On June 1, 1862, Thaddeus Lowe floated above a fierce Civil War battle in a silk hydrogen balloon. From the wicker basket dangling a thousand feet above ground, he telegraphed a message to Northern generals on the ground: Union troops were finally driving back the Confederate forces. Lowe's message was transmitted to the War Department in Washington, where President Abraham Lincoln read his flying spy's good news with relief. For two years during the Civil War, a corps of balloonists led by Thaddeus Lowe spied on the Confederate army. They counted rebel soldiers, detected troop movement, and directed artillery fire against enemy positions. Lowe and his aeronauts provide valuable intelligence to the Union army, even after the balloons became targets of Confederate shooters and saboteurs. Using Civil War photographs and primary sourcesincluding Lowe's papers in the Library of Congress and the writings of Confederate and Union soldiersJarrow reveals the dangers, personality clashes, and other challenges faced by the nation's first air force in this Voice of Youth Advocates Nonfiction Honor List book.

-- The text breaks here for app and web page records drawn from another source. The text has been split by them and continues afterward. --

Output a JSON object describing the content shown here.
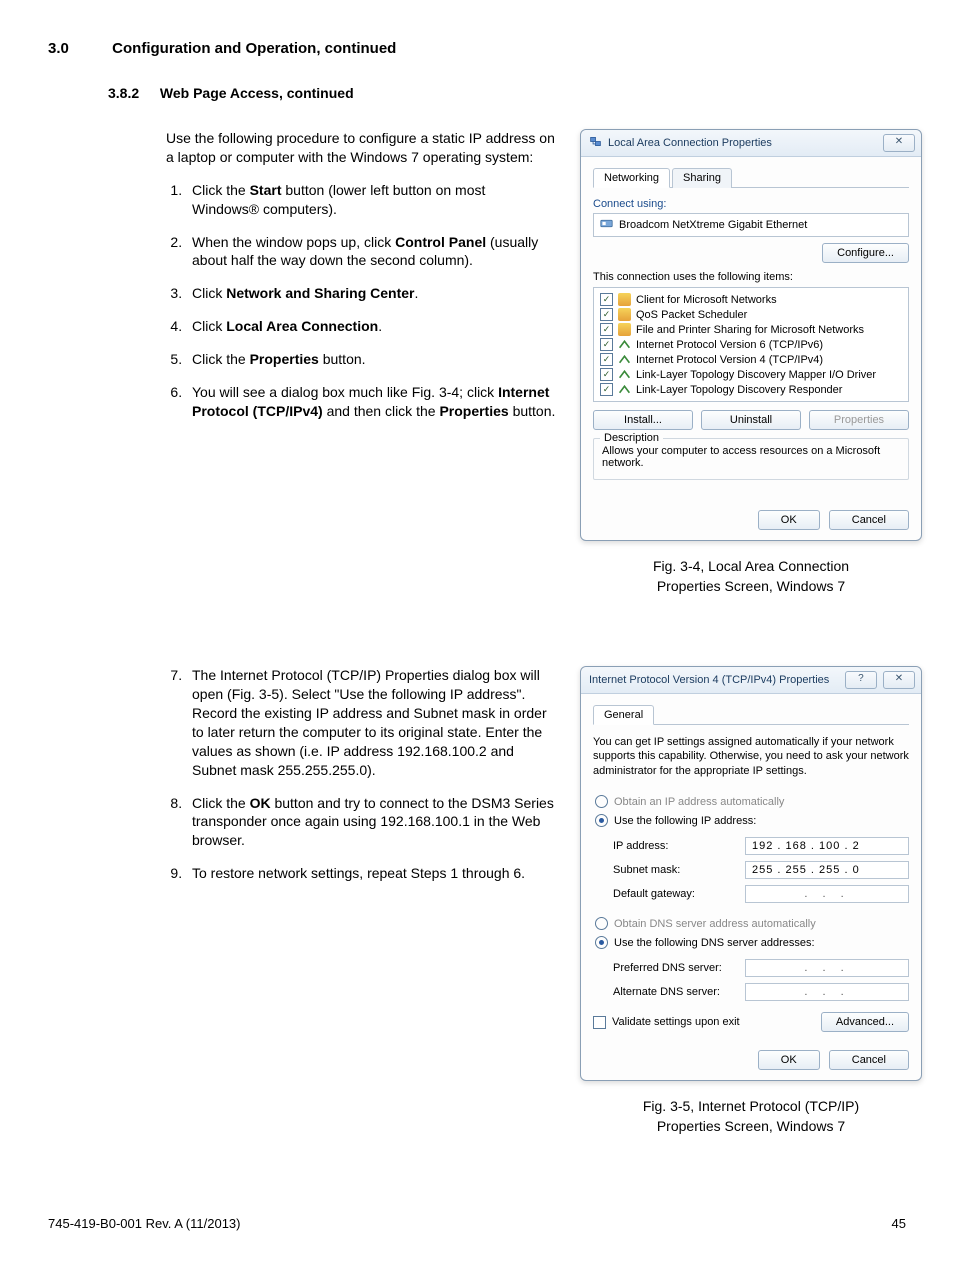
{
  "heading": {
    "num": "3.0",
    "title": "Configuration and Operation, continued"
  },
  "subheading": {
    "num": "3.8.2",
    "title": "Web Page Access, continued"
  },
  "intro": "Use the following procedure to configure a static IP address on a laptop or computer with the Windows 7 operating system:",
  "steps_a": [
    {
      "pre": "Click the ",
      "bold": "Start",
      "post": " button (lower left button on most Windows® computers)."
    },
    {
      "pre": "When the window pops up, click ",
      "bold": "Control Panel",
      "post": " (usually about half the way down the second column)."
    },
    {
      "pre": "Click ",
      "bold": "Network and Sharing Center",
      "post": "."
    },
    {
      "pre": "Click ",
      "bold": "Local Area Connection",
      "post": "."
    },
    {
      "pre": "Click the ",
      "bold": "Properties",
      "post": " button."
    },
    {
      "pre": "You will see a dialog box much like Fig. 3-4; click ",
      "bold": "Internet Protocol (TCP/IPv4)",
      "post": " and then click the ",
      "bold2": "Properties",
      "post2": " button."
    }
  ],
  "steps_b_start": 7,
  "steps_b": [
    "The Internet Protocol (TCP/IP) Properties dialog box will open (Fig. 3-5). Select \"Use the following IP address\". Record the existing IP address and Subnet mask in order to later return the computer to its original state. Enter the  values as shown (i.e. IP address 192.168.100.2 and Subnet mask 255.255.255.0).",
    "",
    "To restore network settings, repeat Steps 1 through 6."
  ],
  "step8": {
    "pre": "Click the ",
    "bold": "OK",
    "post": " button and try to connect to the DSM3 Series transponder once again using 192.168.100.1 in the Web browser."
  },
  "fig1_caption_l1": "Fig. 3-4, Local Area Connection",
  "fig1_caption_l2": "Properties Screen, Windows 7",
  "fig2_caption_l1": "Fig. 3-5, Internet Protocol (TCP/IP)",
  "fig2_caption_l2": "Properties Screen, Windows 7",
  "dialog1": {
    "title": "Local Area Connection Properties",
    "tabs": [
      "Networking",
      "Sharing"
    ],
    "connect_using_label": "Connect using:",
    "adapter": "Broadcom NetXtreme Gigabit Ethernet",
    "configure_btn": "Configure...",
    "items_label": "This connection uses the following items:",
    "items": [
      "Client for Microsoft Networks",
      "QoS Packet Scheduler",
      "File and Printer Sharing for Microsoft Networks",
      "Internet Protocol Version 6 (TCP/IPv6)",
      "Internet Protocol Version 4 (TCP/IPv4)",
      "Link-Layer Topology Discovery Mapper I/O Driver",
      "Link-Layer Topology Discovery Responder"
    ],
    "install_btn": "Install...",
    "uninstall_btn": "Uninstall",
    "properties_btn": "Properties",
    "desc_legend": "Description",
    "desc_text": "Allows your computer to access resources on a Microsoft network.",
    "ok": "OK",
    "cancel": "Cancel"
  },
  "dialog2": {
    "title": "Internet Protocol Version 4 (TCP/IPv4) Properties",
    "tab": "General",
    "blurb": "You can get IP settings assigned automatically if your network supports this capability. Otherwise, you need to ask your network administrator for the appropriate IP settings.",
    "radio_auto_ip": "Obtain an IP address automatically",
    "radio_use_ip": "Use the following IP address:",
    "ip_label": "IP address:",
    "ip_value": "192 . 168 . 100 .   2",
    "subnet_label": "Subnet mask:",
    "subnet_value": "255 . 255 . 255 .   0",
    "gateway_label": "Default gateway:",
    "radio_auto_dns": "Obtain DNS server address automatically",
    "radio_use_dns": "Use the following DNS server addresses:",
    "pref_dns_label": "Preferred DNS server:",
    "alt_dns_label": "Alternate DNS server:",
    "validate_label": "Validate settings upon exit",
    "advanced_btn": "Advanced...",
    "ok": "OK",
    "cancel": "Cancel"
  },
  "footer_left": "745-419-B0-001 Rev. A (11/2013)",
  "footer_right": "45"
}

|Product dimensions:||7.80(w) x 9.60(h) x 0.60(d)|
|Lexile:||1060L (what's this?)|
|Age Range:||9 - 17 Years|
About the Author
Gail Jarrow is the author of Robert H. Jackson: New Deal Lawyer, Supreme Court Justice, Nuremberg Prosecutor and The Printer's Trail: The Case of John Peter Zenger and the Fight for a Free Press, as well as other award-winning books for children and young adults. Her articles and stories have appeared in various children's magazines, including Highlights for Children, Cricket, Muse, Spider, Cobblestone, and Faces.
Most Helpful Customer Reviews
This book caught my eye for its seemingly historical educational purpose, with an interesting topic. And that is just what it delivered.
I found Lincoln's Flying Spies to be a compelling read, appropriate for adults and young adults alike. This is more than just a character sketch of an intriguing historical figure. As we follow Thaddeus Lowe and his balloons, we're given a front row seat to watch the Civil War unfold. An engaging and fresh way to learn about an important time in the history of the United States, this book is sure to capture the attention of Civil War enthusiasts, teenagers in school, and even just casual readers looking for an interesting read. Jarrow's clear and succinct language is accessible for young adults, while the content and historical insight is engaging enough for an older reader. Well-chosen historical documents and photos spice up the read. You'll even find gems in the captions, such as information about Abe Lincoln's patent and the origin of sideburns. I definitely recommend this excellent book!